(Assigned task): Carry over every entry exactly as written, though not the pictures it contains.

(Records from a collection):
┄┄┄┄┄┄┄┄┄┄

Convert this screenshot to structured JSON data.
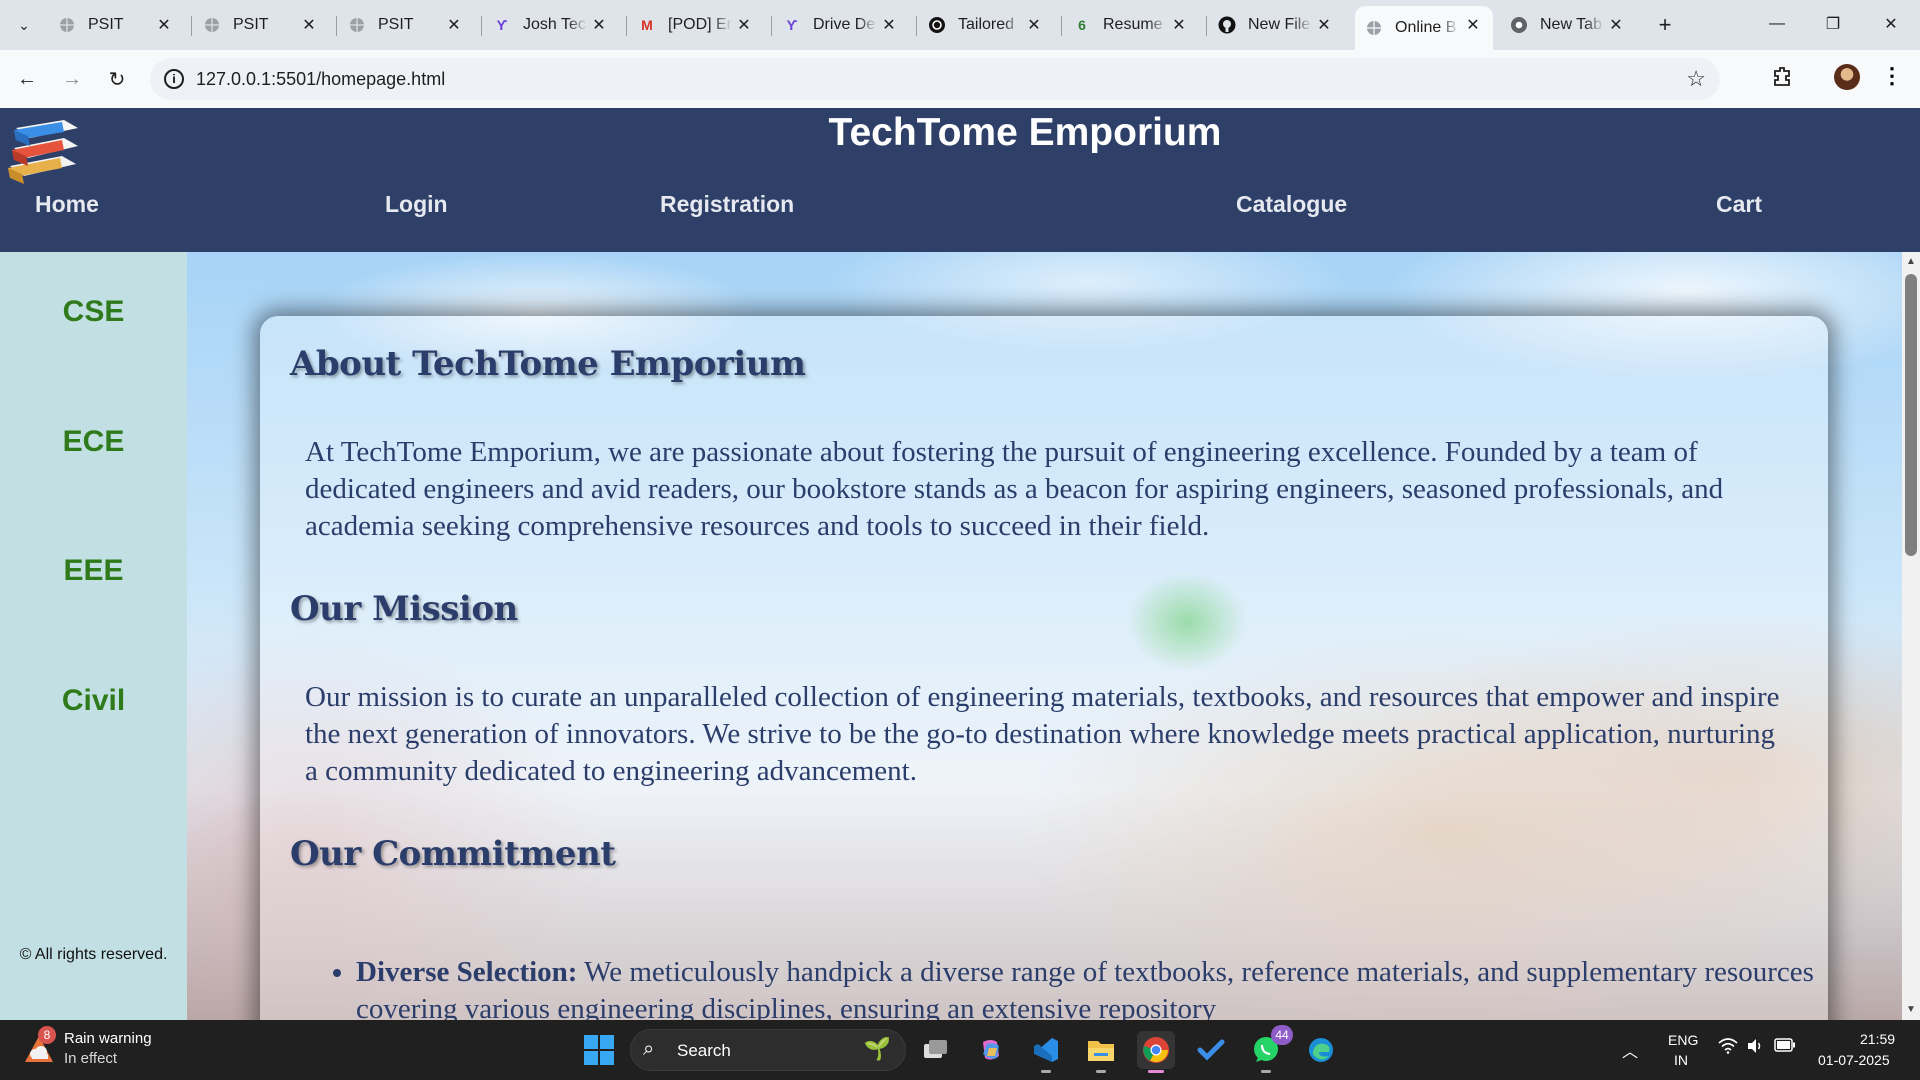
{
  "browser": {
    "tabs": [
      {
        "title": "PSIT",
        "favicon": "globe-icon"
      },
      {
        "title": "PSIT",
        "favicon": "globe-icon"
      },
      {
        "title": "PSIT",
        "favicon": "globe-icon"
      },
      {
        "title": "Josh Tec",
        "favicon": "josh-icon"
      },
      {
        "title": "[POD] Er",
        "favicon": "gmail-icon"
      },
      {
        "title": "Drive De",
        "favicon": "drive-icon"
      },
      {
        "title": "Tailored",
        "favicon": "openai-icon"
      },
      {
        "title": "Resume",
        "favicon": "resume-icon"
      },
      {
        "title": "New File",
        "favicon": "github-icon"
      },
      {
        "title": "Online B",
        "favicon": "globe-icon",
        "active": true
      },
      {
        "title": "New Tab",
        "favicon": "chrome-icon"
      }
    ],
    "url": "127.0.0.1:5501/homepage.html"
  },
  "site": {
    "title": "TechTome Emporium",
    "nav": [
      "Home",
      "Login",
      "Registration",
      "Catalogue",
      "Cart"
    ],
    "sidebar": [
      "CSE",
      "ECE",
      "EEE",
      "Civil"
    ],
    "copyright": "© All rights reserved."
  },
  "content": {
    "about_heading": "About TechTome Emporium",
    "about_text": "At TechTome Emporium, we are passionate about fostering the pursuit of engineering excellence. Founded by a team of dedicated engineers and avid readers, our bookstore stands as a beacon for aspiring engineers, seasoned professionals, and academia seeking comprehensive resources and tools to succeed in their field.",
    "mission_heading": "Our Mission",
    "mission_text": "Our mission is to curate an unparalleled collection of engineering materials, textbooks, and resources that empower and inspire the next generation of innovators. We strive to be the go-to destination where knowledge meets practical application, nurturing a community dedicated to engineering advancement.",
    "commitment_heading": "Our Commitment",
    "commitment_items": [
      {
        "label": "Diverse Selection:",
        "text": " We meticulously handpick a diverse range of textbooks, reference materials, and supplementary resources covering various engineering disciplines, ensuring an extensive repository"
      }
    ]
  },
  "taskbar": {
    "weather_badge": "8",
    "weather_title": "Rain warning",
    "weather_status": "In effect",
    "search_label": "Search",
    "whatsapp_badge": "44",
    "lang_line1": "ENG",
    "lang_line2": "IN",
    "time": "21:59",
    "date": "01-07-2025"
  },
  "colors": {
    "header_bg": "#2e4068",
    "sidebar_bg": "#c2e0e3",
    "sidebar_link": "#2f7a1a",
    "heading_text": "#2b3d6a"
  }
}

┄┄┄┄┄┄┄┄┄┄

(Answer to the problem):
Convert this screenshot to structured JSON data.
{
  "browser": {
    "tabs": [
      {
        "title": "PSIT",
        "favicon": "globe-icon"
      },
      {
        "title": "PSIT",
        "favicon": "globe-icon"
      },
      {
        "title": "PSIT",
        "favicon": "globe-icon"
      },
      {
        "title": "Josh Tec",
        "favicon": "josh-icon"
      },
      {
        "title": "[POD] Er",
        "favicon": "gmail-icon"
      },
      {
        "title": "Drive De",
        "favicon": "drive-icon"
      },
      {
        "title": "Tailored",
        "favicon": "openai-icon"
      },
      {
        "title": "Resume",
        "favicon": "resume-icon"
      },
      {
        "title": "New File",
        "favicon": "github-icon"
      },
      {
        "title": "Online B",
        "favicon": "globe-icon",
        "active": true
      },
      {
        "title": "New Tab",
        "favicon": "chrome-icon"
      }
    ],
    "url": "127.0.0.1:5501/homepage.html"
  },
  "site": {
    "title": "TechTome Emporium",
    "nav": [
      "Home",
      "Login",
      "Registration",
      "Catalogue",
      "Cart"
    ],
    "sidebar": [
      "CSE",
      "ECE",
      "EEE",
      "Civil"
    ],
    "copyright": "© All rights reserved."
  },
  "content": {
    "about_heading": "About TechTome Emporium",
    "about_text": "At TechTome Emporium, we are passionate about fostering the pursuit of engineering excellence. Founded by a team of dedicated engineers and avid readers, our bookstore stands as a beacon for aspiring engineers, seasoned professionals, and academia seeking comprehensive resources and tools to succeed in their field.",
    "mission_heading": "Our Mission",
    "mission_text": "Our mission is to curate an unparalleled collection of engineering materials, textbooks, and resources that empower and inspire the next generation of innovators. We strive to be the go-to destination where knowledge meets practical application, nurturing a community dedicated to engineering advancement.",
    "commitment_heading": "Our Commitment",
    "commitment_items": [
      {
        "label": "Diverse Selection:",
        "text": " We meticulously handpick a diverse range of textbooks, reference materials, and supplementary resources covering various engineering disciplines, ensuring an extensive repository"
      }
    ]
  },
  "taskbar": {
    "weather_badge": "8",
    "weather_title": "Rain warning",
    "weather_status": "In effect",
    "search_label": "Search",
    "whatsapp_badge": "44",
    "lang_line1": "ENG",
    "lang_line2": "IN",
    "time": "21:59",
    "date": "01-07-2025"
  },
  "colors": {
    "header_bg": "#2e4068",
    "sidebar_bg": "#c2e0e3",
    "sidebar_link": "#2f7a1a",
    "heading_text": "#2b3d6a"
  }
}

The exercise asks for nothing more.